The main goal of this kind of boards is to improve ergonomics of the keyboard and achive a healthier way to interface with the computer.
One of the first design goal of the keyboard is to make more use of the thumb, hopefully taking away some work from the pinkies. I began taking interest in this kind of design when I started my Software Engineering job as I started to type a lot and my pinkies started to hurt.
The following is the layout I normally use at work. You might notice how I moved some of the keys I usually pressed with my pinkies to the thumb cluster (ctrl, backspace, enter).
This kind of layout also removes some stress on the wirst since you don't need to move your hand as much as on a normal keyboard.
Columnar staggered layout
The keyboard is not arranged into rows like regular keyboards, it uses a columnar arrangement instead. The row staggered layout is a heritage from the old typewriters that needed such an arrangement to prevent the percussors to get stuck. Such a design is not needed anymore and doesn't fit with the human hand conformation.
The keyboard has 2 halves that you can place as far as you want, this way you can take a more comfortable posture with your wirst and shoulders.
Here's some comparison footage:
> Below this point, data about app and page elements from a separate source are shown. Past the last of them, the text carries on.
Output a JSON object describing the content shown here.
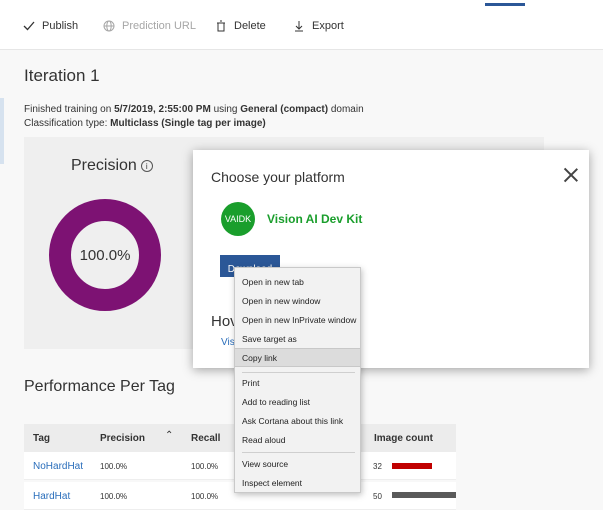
{
  "toolbar": {
    "publish": "Publish",
    "prediction_url": "Prediction URL",
    "delete": "Delete",
    "export": "Export"
  },
  "iteration": {
    "title": "Iteration 1",
    "finished_prefix": "Finished training on ",
    "finished_date": "5/7/2019, 2:55:00 PM",
    "using": " using ",
    "domain_name": "General (compact)",
    "domain_suffix": " domain",
    "class_prefix": "Classification type: ",
    "class_value": "Multiclass (Single tag per image)"
  },
  "precision": {
    "title": "Precision",
    "value": "100.0%",
    "fraction": 1.0,
    "color": "#7d1273"
  },
  "performance": {
    "title": "Performance Per Tag",
    "columns": [
      "Tag",
      "Precision",
      "Recall",
      "Image count"
    ],
    "rows": [
      {
        "tag": "NoHardHat",
        "precision": "100.0%",
        "recall": "100.0%",
        "image_count": "32",
        "bar_color": "#c00000"
      },
      {
        "tag": "HardHat",
        "precision": "100.0%",
        "recall": "100.0%",
        "image_count": "50",
        "bar_color": "#595959"
      }
    ]
  },
  "modal": {
    "title": "Choose your platform",
    "logo_text": "VAIDK",
    "platform_name": "Vision AI Dev Kit",
    "download_label": "Download",
    "how_text": "Hov",
    "visi_text": "Visi",
    "accent_color": "#1a9e2c",
    "button_color": "#2b5797"
  },
  "context_menu": {
    "items": [
      "Open in new tab",
      "Open in new window",
      "Open in new InPrivate window",
      "Save target as",
      "Copy link",
      "Print",
      "Add to reading list",
      "Ask Cortana about this link",
      "Read aloud",
      "View source",
      "Inspect element"
    ],
    "highlighted": "Copy link"
  }
}
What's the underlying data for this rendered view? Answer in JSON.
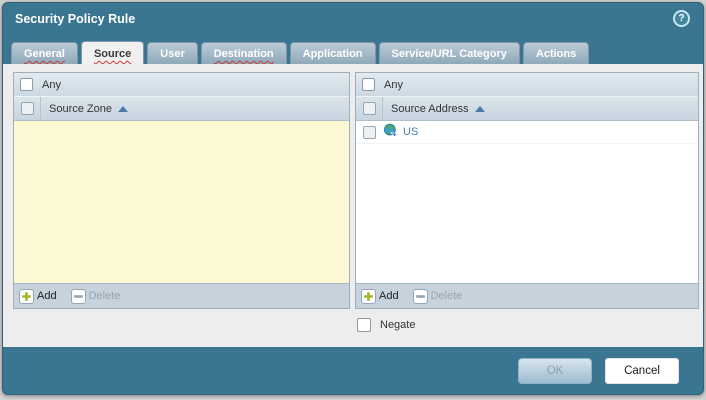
{
  "window": {
    "title": "Security Policy Rule",
    "help_glyph": "?"
  },
  "tabs": [
    {
      "label": "General",
      "active": false,
      "spellcheck_squiggle": true
    },
    {
      "label": "Source",
      "active": true,
      "spellcheck_squiggle": true
    },
    {
      "label": "User",
      "active": false,
      "spellcheck_squiggle": false
    },
    {
      "label": "Destination",
      "active": false,
      "spellcheck_squiggle": true
    },
    {
      "label": "Application",
      "active": false,
      "spellcheck_squiggle": false
    },
    {
      "label": "Service/URL Category",
      "active": false,
      "spellcheck_squiggle": false
    },
    {
      "label": "Actions",
      "active": false,
      "spellcheck_squiggle": false
    }
  ],
  "zone_panel": {
    "any_label": "Any",
    "any_checked": false,
    "header": "Source Zone",
    "sort": "ascending",
    "items": [],
    "add_label": "Add",
    "delete_label": "Delete",
    "delete_enabled": false
  },
  "address_panel": {
    "any_label": "Any",
    "any_checked": false,
    "header": "Source Address",
    "sort": "ascending",
    "items": [
      {
        "label": "US",
        "icon": "region-globe-icon",
        "checked": false
      }
    ],
    "add_label": "Add",
    "delete_label": "Delete",
    "delete_enabled": false
  },
  "negate": {
    "label": "Negate",
    "checked": false
  },
  "footer": {
    "ok_label": "OK",
    "ok_enabled": false,
    "cancel_label": "Cancel"
  },
  "colors": {
    "titlebar_teal": "#3A7591",
    "tab_inactive": "#9DB4C3",
    "active_tab_bg": "#F0F0F0",
    "panel_yellow": "#FCF9D3",
    "header_row_blue": "#CFDBE4",
    "bottom_bar_blue": "#C6D3DD",
    "squiggle_red": "#C43B3B",
    "item_link_blue": "#4D7EA8",
    "add_plus_green": "#A3B72A",
    "sort_arrow_blue": "#4A7AA5"
  }
}
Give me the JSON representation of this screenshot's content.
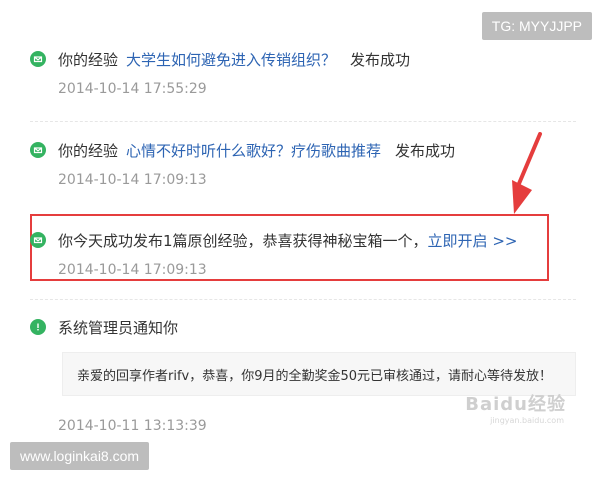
{
  "watermarks": {
    "tg": "TG: MYYJJPP",
    "site": "www.loginkai8.com",
    "baidu_main": "Baidu经验",
    "baidu_sub": "jingyan.baidu.com"
  },
  "feed": [
    {
      "type": "experience",
      "icon": "mail-icon",
      "prefix": "你的经验",
      "link": "大学生如何避免进入传销组织？",
      "suffix": "发布成功",
      "time": "2014-10-14 17:55:29"
    },
    {
      "type": "experience",
      "icon": "mail-icon",
      "prefix": "你的经验",
      "link": "心情不好时听什么歌好？疗伤歌曲推荐",
      "suffix": "发布成功",
      "time": "2014-10-14 17:09:13"
    },
    {
      "type": "reward",
      "icon": "mail-icon",
      "text": "你今天成功发布1篇原创经验，恭喜获得神秘宝箱一个，",
      "link": "立即开启 >>",
      "time": "2014-10-14 17:09:13"
    },
    {
      "type": "admin",
      "icon": "alert-icon",
      "title": "系统管理员通知你",
      "message": "亲爱的回享作者rifv，恭喜，你9月的全勤奖金50元已审核通过，请耐心等待发放！",
      "time": "2014-10-11 13:13:39"
    }
  ],
  "colors": {
    "link": "#2d64b3",
    "green": "#34b361",
    "highlight": "#e53d3d"
  }
}
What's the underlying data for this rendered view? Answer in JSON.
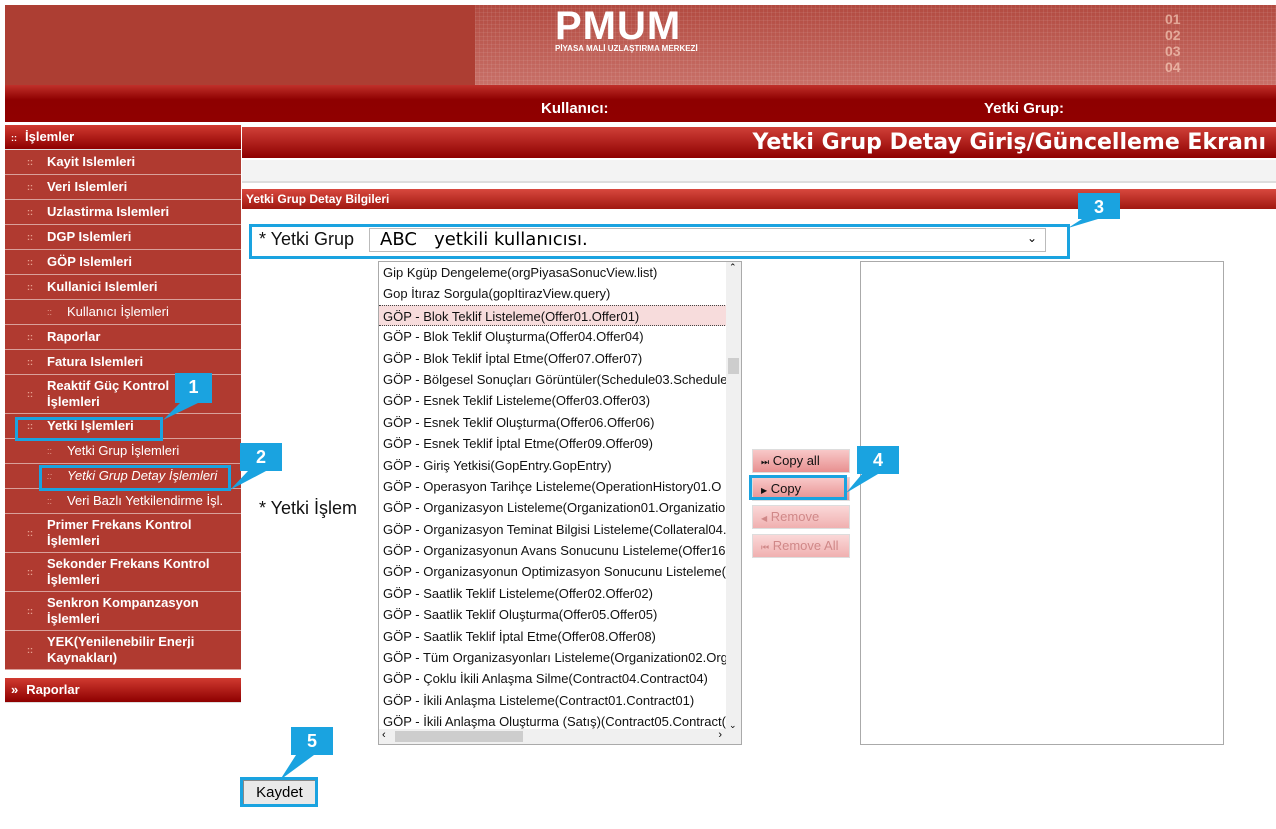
{
  "header": {
    "logo": "PMUM",
    "logo_sub": "PİYASA MALİ UZLAŞTIRMA MERKEZİ",
    "user_label": "Kullanıcı:",
    "group_label": "Yetki Grup:"
  },
  "sidebar": {
    "header": "İşlemler",
    "items": [
      {
        "label": "Kayit Islemleri",
        "level": 1
      },
      {
        "label": "Veri Islemleri",
        "level": 1
      },
      {
        "label": "Uzlastirma Islemleri",
        "level": 1
      },
      {
        "label": "DGP Islemleri",
        "level": 1
      },
      {
        "label": "GÖP Islemleri",
        "level": 1
      },
      {
        "label": "Kullanici Islemleri",
        "level": 1
      },
      {
        "label": "Kullanıcı İşlemleri",
        "level": 2
      },
      {
        "label": "Raporlar",
        "level": 1
      },
      {
        "label": "Fatura Islemleri",
        "level": 1
      },
      {
        "label": "Reaktif Güç Kontrol İşlemleri",
        "level": 1
      },
      {
        "label": "Yetki İşlemleri",
        "level": 1
      },
      {
        "label": "Yetki Grup İşlemleri",
        "level": 2
      },
      {
        "label": "Yetki Grup Detay İşlemleri",
        "level": 2,
        "active": true
      },
      {
        "label": "Veri Bazlı Yetkilendirme İşl.",
        "level": 2
      },
      {
        "label": "Primer Frekans Kontrol İşlemleri",
        "level": 1
      },
      {
        "label": "Sekonder Frekans Kontrol İşlemleri",
        "level": 1
      },
      {
        "label": "Senkron Kompanzasyon İşlemleri",
        "level": 1
      },
      {
        "label": "YEK(Yenilenebilir Enerji Kaynakları)",
        "level": 1
      }
    ],
    "footer": "Raporlar"
  },
  "main": {
    "title": "Yetki Grup Detay Giriş/Güncelleme Ekranı",
    "section": "Yetki Grup Detay Bilgileri",
    "group_label": "* Yetki Grup",
    "group_value": "ABC   yetkili kullanıcısı.",
    "perm_label": "* Yetki İşlem",
    "available": [
      "Gip Kgüp Dengeleme(orgPiyasaSonucView.list)",
      "Gop İtıraz Sorgula(gopItirazView.query)",
      "GÖP - Blok Teklif Listeleme(Offer01.Offer01)",
      "GÖP - Blok Teklif Oluşturma(Offer04.Offer04)",
      "GÖP - Blok Teklif İptal Etme(Offer07.Offer07)",
      "GÖP - Bölgesel Sonuçları Görüntüler(Schedule03.Schedule",
      "GÖP - Esnek Teklif Listeleme(Offer03.Offer03)",
      "GÖP - Esnek Teklif Oluşturma(Offer06.Offer06)",
      "GÖP - Esnek Teklif İptal Etme(Offer09.Offer09)",
      "GÖP - Giriş Yetkisi(GopEntry.GopEntry)",
      "GÖP - Operasyon Tarihçe Listeleme(OperationHistory01.O",
      "GÖP - Organizasyon Listeleme(Organization01.Organizatio",
      "GÖP - Organizasyon Teminat Bilgisi Listeleme(Collateral04.",
      "GÖP - Organizasyonun Avans Sonucunu Listeleme(Offer16",
      "GÖP - Organizasyonun Optimizasyon Sonucunu Listeleme(",
      "GÖP - Saatlik Teklif Listeleme(Offer02.Offer02)",
      "GÖP - Saatlik Teklif Oluşturma(Offer05.Offer05)",
      "GÖP - Saatlik Teklif İptal Etme(Offer08.Offer08)",
      "GÖP - Tüm Organizasyonları Listeleme(Organization02.Org",
      "GÖP - Çoklu İkili Anlaşma Silme(Contract04.Contract04)",
      "GÖP - İkili Anlaşma Listeleme(Contract01.Contract01)",
      "GÖP - İkili Anlaşma Oluşturma (Satış)(Contract05.Contract("
    ],
    "highlighted_index": 2,
    "buttons": {
      "copy_all": "Copy all",
      "copy": "Copy",
      "remove": "Remove",
      "remove_all": "Remove All"
    },
    "save": "Kaydet"
  },
  "callouts": [
    "1",
    "2",
    "3",
    "4",
    "5"
  ],
  "colors": {
    "brand_red": "#8e0000",
    "callout": "#1aa3e0"
  }
}
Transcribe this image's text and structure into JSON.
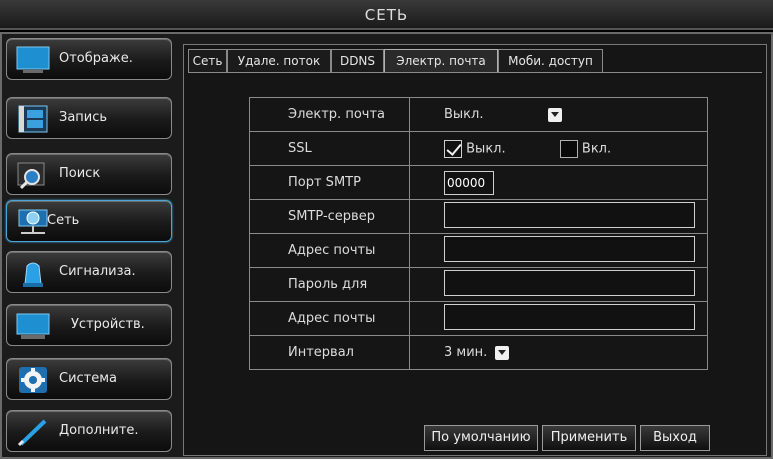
{
  "title": "СЕТЬ",
  "sidebar": {
    "items": [
      {
        "label": "Отображе.",
        "icon": "monitor-icon",
        "active": false
      },
      {
        "label": "Запись",
        "icon": "film-icon",
        "active": false
      },
      {
        "label": "Поиск",
        "icon": "magnifier-icon",
        "active": false
      },
      {
        "label": "Сеть",
        "icon": "network-globe-icon",
        "active": true
      },
      {
        "label": "Сигнализа.",
        "icon": "siren-icon",
        "active": false
      },
      {
        "label": "Устройств.",
        "icon": "device-monitor-icon",
        "active": false
      },
      {
        "label": "Система",
        "icon": "gear-icon",
        "active": false
      },
      {
        "label": "Дополните.",
        "icon": "pen-icon",
        "active": false
      }
    ]
  },
  "tabs": [
    {
      "label": "Сеть",
      "active": false
    },
    {
      "label": "Удале. поток",
      "active": false
    },
    {
      "label": "DDNS",
      "active": false
    },
    {
      "label": "Электр. почта",
      "active": true
    },
    {
      "label": "Моби. доступ",
      "active": false
    }
  ],
  "form": {
    "email_label": "Электр. почта",
    "email_value": "Выкл.",
    "ssl_label": "SSL",
    "ssl_off_label": "Выкл.",
    "ssl_on_label": "Вкл.",
    "ssl_selected": "off",
    "smtp_port_label": "Порт SMTP",
    "smtp_port_value": "00000",
    "smtp_server_label": "SMTP-сервер",
    "smtp_server_value": "",
    "sender_label": "Адрес почты",
    "sender_value": "",
    "password_label": "Пароль для",
    "password_value": "",
    "recipient_label": "Адрес почты",
    "recipient_value": "",
    "interval_label": "Интервал",
    "interval_value": "3 мин."
  },
  "buttons": {
    "default": "По умолчанию",
    "apply": "Применить",
    "exit": "Выход"
  },
  "colors": {
    "accent": "#4aa6d8",
    "icon_blue": "#1e8fd0"
  }
}
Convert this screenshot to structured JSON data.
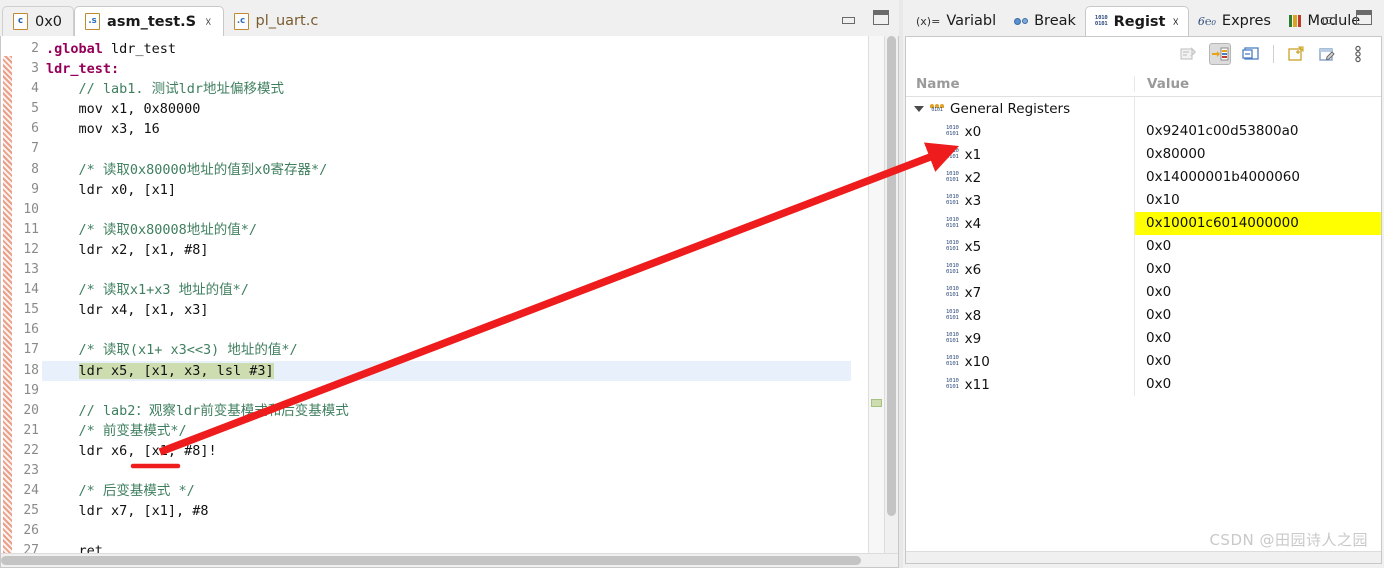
{
  "editor": {
    "tabs": [
      {
        "label": "0x0",
        "icon": "c-file-icon",
        "active": false,
        "closable": false
      },
      {
        "label": "asm_test.S",
        "icon": "asm-file-icon",
        "active": true,
        "closable": true
      },
      {
        "label": "pl_uart.c",
        "icon": "c-file-icon",
        "active": false,
        "closable": false
      }
    ],
    "window_controls": {
      "minimize": "minimize-button",
      "maximize": "maximize-button"
    },
    "current_line": 18,
    "lines": [
      {
        "num": "2",
        "text": ".global ldr_test",
        "type": "keyword-decl"
      },
      {
        "num": "3",
        "text": "ldr_test:",
        "type": "label"
      },
      {
        "num": "4",
        "text": "    // lab1. 测试ldr地址偏移模式",
        "type": "comment"
      },
      {
        "num": "5",
        "text": "    mov x1, 0x80000",
        "type": "code"
      },
      {
        "num": "6",
        "text": "    mov x3, 16",
        "type": "code"
      },
      {
        "num": "7",
        "text": "",
        "type": "blank"
      },
      {
        "num": "8",
        "text": "    /* 读取0x80000地址的值到x0寄存器*/",
        "type": "comment"
      },
      {
        "num": "9",
        "text": "    ldr x0, [x1]",
        "type": "code"
      },
      {
        "num": "10",
        "text": "",
        "type": "blank"
      },
      {
        "num": "11",
        "text": "    /* 读取0x80008地址的值*/",
        "type": "comment"
      },
      {
        "num": "12",
        "text": "    ldr x2, [x1, #8]",
        "type": "code"
      },
      {
        "num": "13",
        "text": "",
        "type": "blank"
      },
      {
        "num": "14",
        "text": "    /* 读取x1+x3 地址的值*/",
        "type": "comment"
      },
      {
        "num": "15",
        "text": "    ldr x4, [x1, x3]",
        "type": "code"
      },
      {
        "num": "16",
        "text": "",
        "type": "blank"
      },
      {
        "num": "17",
        "text": "    /* 读取(x1+ x3<<3) 地址的值*/",
        "type": "comment"
      },
      {
        "num": "18",
        "text": "    ldr x5, [x1, x3, lsl #3]",
        "type": "code-highlighted"
      },
      {
        "num": "19",
        "text": "",
        "type": "blank"
      },
      {
        "num": "20",
        "text": "    // lab2：观察ldr前变基模式和后变基模式",
        "type": "comment"
      },
      {
        "num": "21",
        "text": "    /* 前变基模式*/",
        "type": "comment"
      },
      {
        "num": "22",
        "text": "    ldr x6, [x1, #8]!",
        "type": "code"
      },
      {
        "num": "23",
        "text": "",
        "type": "blank"
      },
      {
        "num": "24",
        "text": "    /* 后变基模式 */",
        "type": "comment"
      },
      {
        "num": "25",
        "text": "    ldr x7, [x1], #8",
        "type": "code"
      },
      {
        "num": "26",
        "text": "",
        "type": "blank"
      },
      {
        "num": "27",
        "text": "    ret",
        "type": "code"
      }
    ]
  },
  "registers_view": {
    "tabs": [
      {
        "label": "Variabl",
        "icon": "variables-icon",
        "active": false,
        "closable": false
      },
      {
        "label": "Break",
        "icon": "breakpoint-icon",
        "active": false,
        "closable": false
      },
      {
        "label": "Regist",
        "icon": "registers-icon",
        "active": true,
        "closable": true
      },
      {
        "label": "Expres",
        "icon": "expressions-icon",
        "active": false,
        "closable": false
      },
      {
        "label": "Module",
        "icon": "modules-icon",
        "active": false,
        "closable": false
      }
    ],
    "toolbar": [
      {
        "name": "collapse-all-button",
        "state": "disabled"
      },
      {
        "name": "show-type-names-button",
        "state": "pressed"
      },
      {
        "name": "show-details-pane-button",
        "state": "normal"
      },
      {
        "name": "add-register-group-button",
        "state": "normal"
      },
      {
        "name": "edit-register-group-button",
        "state": "normal"
      },
      {
        "name": "view-menu-button",
        "state": "normal"
      }
    ],
    "columns": {
      "name": "Name",
      "value": "Value"
    },
    "group": {
      "label": "General Registers",
      "expanded": true
    },
    "rows": [
      {
        "name": "x0",
        "value": "0x92401c00d53800a0",
        "highlighted": false
      },
      {
        "name": "x1",
        "value": "0x80000",
        "highlighted": false
      },
      {
        "name": "x2",
        "value": "0x14000001b4000060",
        "highlighted": false
      },
      {
        "name": "x3",
        "value": "0x10",
        "highlighted": false
      },
      {
        "name": "x4",
        "value": "0x10001c6014000000",
        "highlighted": true
      },
      {
        "name": "x5",
        "value": "0x0",
        "highlighted": false
      },
      {
        "name": "x6",
        "value": "0x0",
        "highlighted": false
      },
      {
        "name": "x7",
        "value": "0x0",
        "highlighted": false
      },
      {
        "name": "x8",
        "value": "0x0",
        "highlighted": false
      },
      {
        "name": "x9",
        "value": "0x0",
        "highlighted": false
      },
      {
        "name": "x10",
        "value": "0x0",
        "highlighted": false
      },
      {
        "name": "x11",
        "value": "0x0",
        "highlighted": false
      }
    ]
  },
  "annotations": {
    "arrow_color": "#ee1c1c",
    "underline_color": "#ee1c1c",
    "arrow_from": "line-22-base-register",
    "arrow_to": "register-x1-row"
  },
  "watermark": {
    "text": "CSDN @田园诗人之园"
  },
  "colors": {
    "keyword": "#96005a",
    "comment": "#3f7f5f",
    "highlight_line_bg": "#e8f0fb",
    "highlight_text_bg": "#cdddb0",
    "value_highlight_bg": "#ffff00",
    "annotation_red": "#ee1c1c"
  }
}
The keyboard uses an open-source firmware called QMK (Quantum Mechanical Keyboard Firmware) this allows for a great number of features to be available for the device:
- Full programmability
- Double function keys
Take a look here for the complete list of features offered by QMK, these will make you fell like you have more keys than you need.
Improvements over the Ergodox design
As an Ergodox user I couldn't ignore the few flaws of the original design and in a moment of arrogance I tried to fix them, thus the Redox features:
- Easier to reach thumb cluster.
- Additional easy-to-reach rotated 1.25u thumb key.
- Reduced size.
- Reduced costs (the Redox uses Arduino Pro Micro instead of the Teensy 2.0).
- Either half can be plugged in to the PC since each half can act as the master.
- Either half can work as a standalone keyboard to be used as a macropad/gaming keyboard.
- RGB backlighting support.
- 3D-printer friendly case
- Project repository
- Redox handwire Thingiverse page
- Redox rev.1 Thingiverse page
- Redox rev.1 firmware sources
- Redox Wireless MCUs firmware
- Redox Wireless QMK firmware
The Redox rev.1 project consists of a PCBs designed to be used in both halves of the keyboard, a case and an open-source firmware based on the QMK firmware.
The PCB was designed using KiCad, the case was initially developed using Fusion360.
The two halves use two Arduino Pro Micros as microcontrollers connected by a TRRS cable for I2C/serial communication and power. Each half can work indipendently from the other, when used both they need to exchange data to know which key is pressed in the other half of the keyboard.
When used with a WS2812 backlight serial communication must be used since the fourth...Read more »
I'm pretty new to building my own keyboards, and I have everything already ordered to build several Redox W boards. I was just curious if anyone had already tired to use Adafruit Feather 32u4 as the receiver? It seems like it would be a workable solution, but I'm not really sure where to start with it. Any ideas?